“I have seen purer liquors, better segars [sic], finer tobacco, truer guns and pistols, larger dirk and Bowie knives, and prettier courtesans here in San Francisco than in any other place I have ever visited, and it is my un-biased opinion that California can and does furnish the best bad things that are obtainable in America.
Thus wrote Hinton R. Helper in his 1855 book, Land of Gold: Reality vs. Fiction, published by the North Carolinian after a three-year sojourn to Gold Rush country. He probably saw larger Bowie Knives because Old San Francisco was home to some of the best Bowie knifemakers around, including three well-known cutlers whose Bowie Knives were the top sellers in Greg Martin’s auction on April 24: Michael Price, H. McConnell and Will & Finck.
When a stabbed, shot and badly beaten Jim Bowie mustered his remaining strength and thrust his Bowie Knife at his enemies to win the notorious Sandbar Fight near Natchez, Mississippi, in 1827, the legacy of the Bowie Knife was born.

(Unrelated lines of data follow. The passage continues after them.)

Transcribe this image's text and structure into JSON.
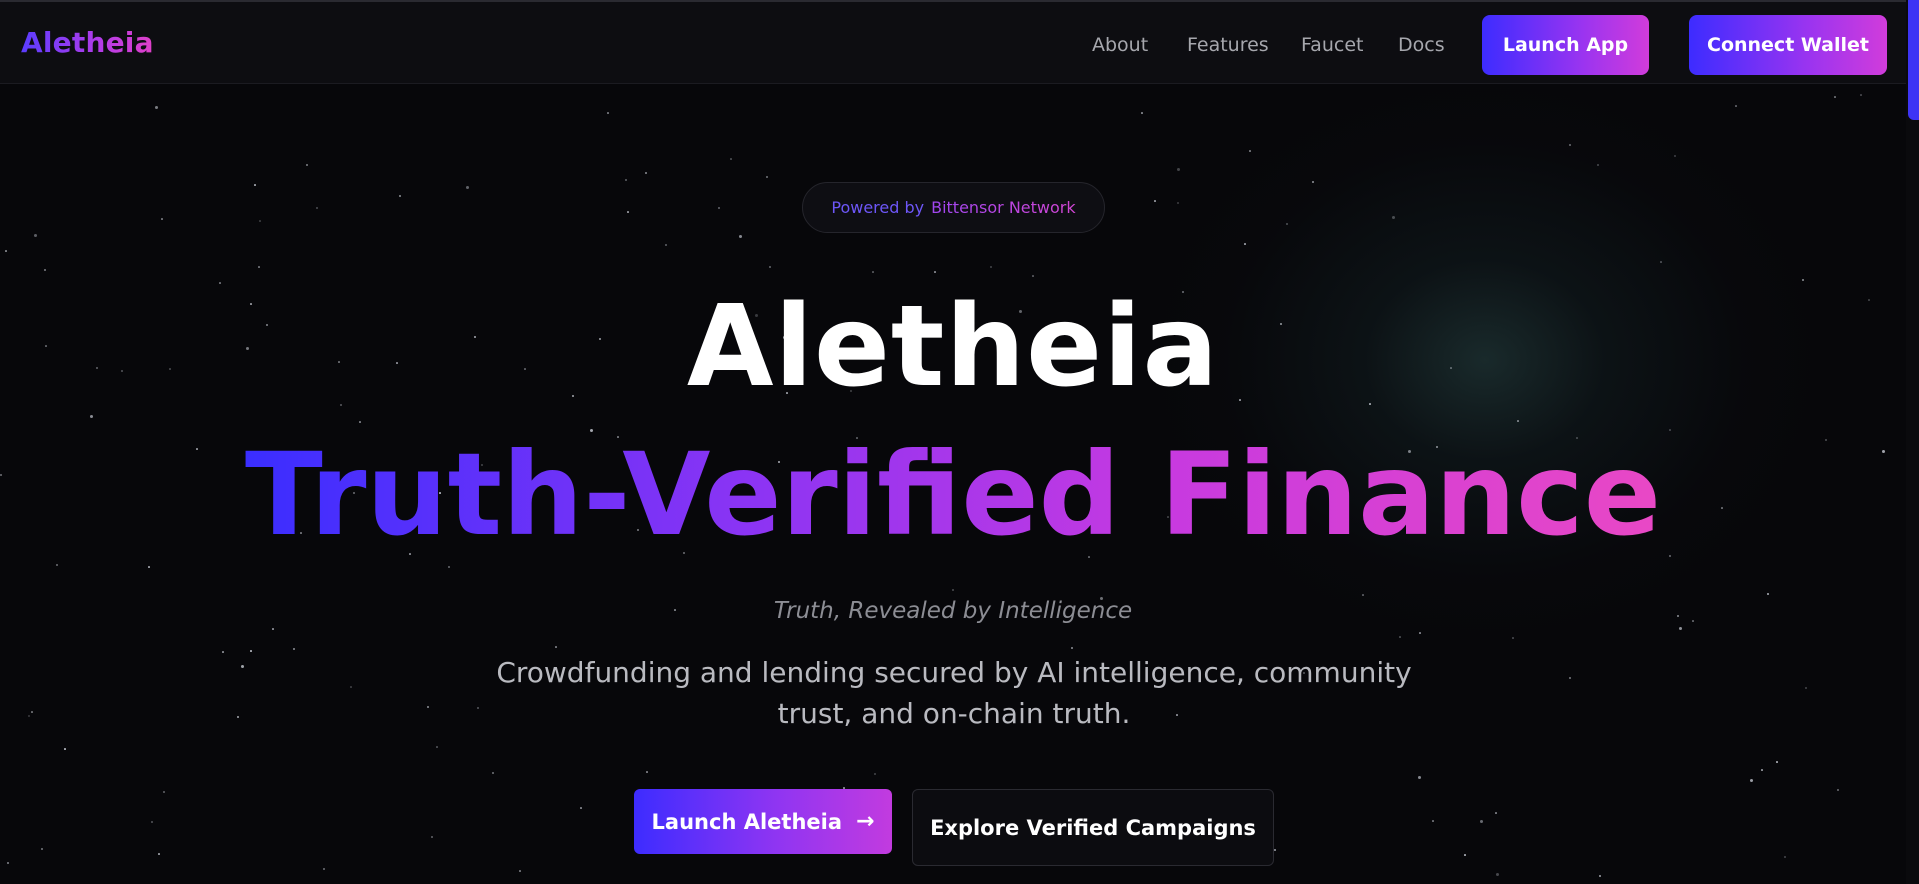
{
  "nav": {
    "logo": "Aletheia",
    "links": [
      "About",
      "Features",
      "Faucet",
      "Docs"
    ],
    "launch_app": "Launch App",
    "connect_wallet": "Connect Wallet"
  },
  "hero": {
    "badge_prefix": "Powered by",
    "badge_name": "Bittensor Network",
    "title": "Aletheia",
    "subtitle": "Truth-Verified Finance",
    "tagline": "Truth, Revealed by Intelligence",
    "description": "Crowdfunding and lending secured by AI intelligence, community trust, and on-chain truth.",
    "cta_primary": "Launch Aletheia",
    "cta_primary_icon": "arrow-right-icon",
    "cta_secondary": "Explore Verified Campaigns"
  },
  "colors": {
    "background": "#07070a",
    "accent_start": "#3d2cff",
    "accent_end": "#d13cdb"
  }
}
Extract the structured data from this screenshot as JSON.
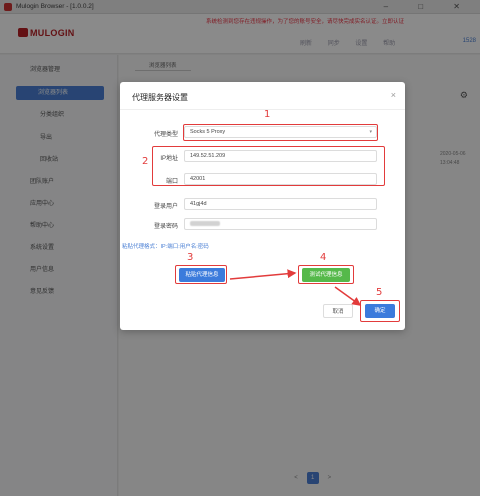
{
  "window": {
    "title": "Mulogin Browser - [1.0.0.2]",
    "controls": "– □ ✕"
  },
  "header": {
    "logo": "MULOGIN",
    "notice": "系统检测到您存在违规操作，为了您的账号安全，请尽快完成实名认证。立即认证",
    "tools": [
      "刷新",
      "同步",
      "设置",
      "帮助"
    ],
    "user_id": "1528"
  },
  "sidebar": {
    "items": [
      {
        "label": "浏览器管理",
        "active": false
      },
      {
        "label": "浏览器列表",
        "active": true
      },
      {
        "label": "分类组织",
        "active": false
      },
      {
        "label": "导出",
        "active": false
      },
      {
        "label": "回收站",
        "active": false
      },
      {
        "label": "团队账户",
        "active": false
      },
      {
        "label": "应用中心",
        "active": false
      },
      {
        "label": "帮助中心",
        "active": false
      },
      {
        "label": "系统设置",
        "active": false
      },
      {
        "label": "用户信息",
        "active": false
      },
      {
        "label": "意见反馈",
        "active": false
      }
    ]
  },
  "main": {
    "tab": "浏览器列表",
    "side_dates": [
      "2020-05-06",
      "13:04:48"
    ],
    "pagination": {
      "prev": "<",
      "current": "1",
      "next": ">"
    }
  },
  "dialog": {
    "title": "代理服务器设置",
    "close": "×",
    "fields": {
      "proxy_type": {
        "label": "代理类型",
        "value": "Socks 5 Proxy"
      },
      "ip": {
        "label": "IP地址",
        "value": "149.52.51.209"
      },
      "port": {
        "label": "端口",
        "value": "42001"
      },
      "username": {
        "label": "登录用户",
        "value": "41gj4d"
      },
      "password": {
        "label": "登录密码"
      }
    },
    "hint": "粘贴代理格式：IP:端口:用户名:密码",
    "buttons": {
      "paste": "粘贴代理信息",
      "check": "测试代理信息",
      "cancel": "取消",
      "ok": "确定"
    }
  },
  "annotations": {
    "n1": "1",
    "n2": "2",
    "n3": "3",
    "n4": "4",
    "n5": "5"
  },
  "colors": {
    "accent": "#3b7bdc",
    "check": "#55b94a",
    "annotation": "#e23b3b",
    "brand": "#b82025"
  }
}
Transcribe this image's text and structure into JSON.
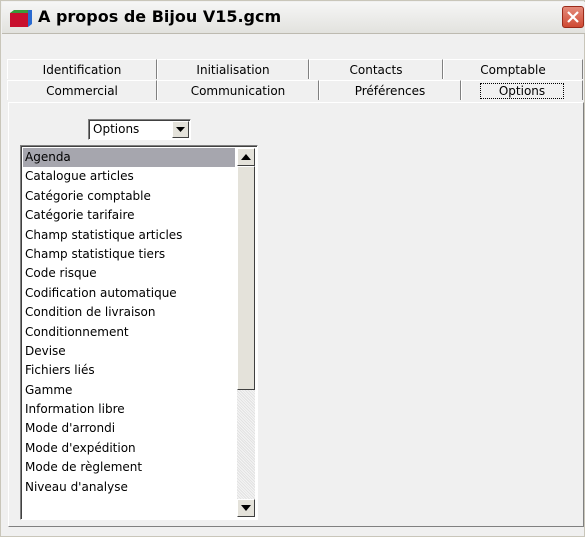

Its fame grew when Jim got in a knife fight in Texas and supposedly used his Bowie to decapitate one man, disembowel another and split open the skull of a third. When he died at the Alamo in 1836, the Bowie was well on its way to becoming the “King of Knives.”
The Bowie Knife deserves its legacy though. Its hallmark large blade and unique shape allows it to be utilized as both a weapon and a tool for fishing and hunting. James Black, a blacksmith in Washington, Arkansas, is often credited for making the knife that Jim Bowie popularized. The style remains popular with collectors, and there is even a collectors club called the Antique Bowie Knife Association, which is based in New Haven, Connecticut.
The exceptional Bowie Knives offered by Greg Martin brought in more than half a million dollars in bids.